§ DIRECTIONS: Go through the entries below. Copy each line in which "icon" appears.

§ GIVEN DATA:
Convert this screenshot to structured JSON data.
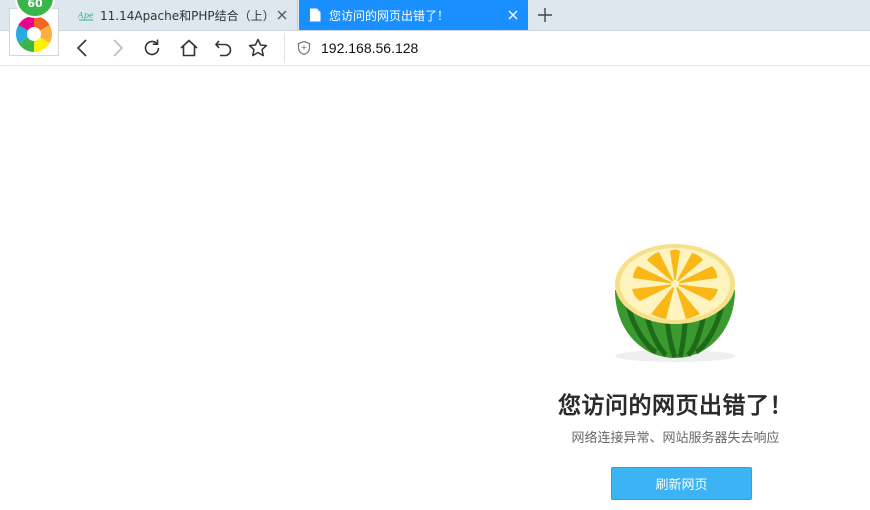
{
  "browser": {
    "badge_count": "60",
    "tabs": [
      {
        "label": "11.14Apache和PHP结合（上）",
        "favicon": "apeg-favicon-icon",
        "active": false
      },
      {
        "label": "您访问的网页出错了！",
        "favicon": "page-icon",
        "active": true
      }
    ],
    "address": {
      "url": "192.168.56.128"
    }
  },
  "error_page": {
    "title": "您访问的网页出错了！",
    "subtitle": "网络连接异常、网站服务器失去响应",
    "refresh_label": "刷新网页",
    "illustration": "lemon-watermelon-illustration"
  },
  "colors": {
    "active_tab": "#1a8fff",
    "refresh_button": "#3cb3f5",
    "badge": "#39b54a"
  }
}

§ RESPONSE FOR THIS EXERCISE:
        "favicon": "apeg-favicon-icon",
        "favicon": "page-icon",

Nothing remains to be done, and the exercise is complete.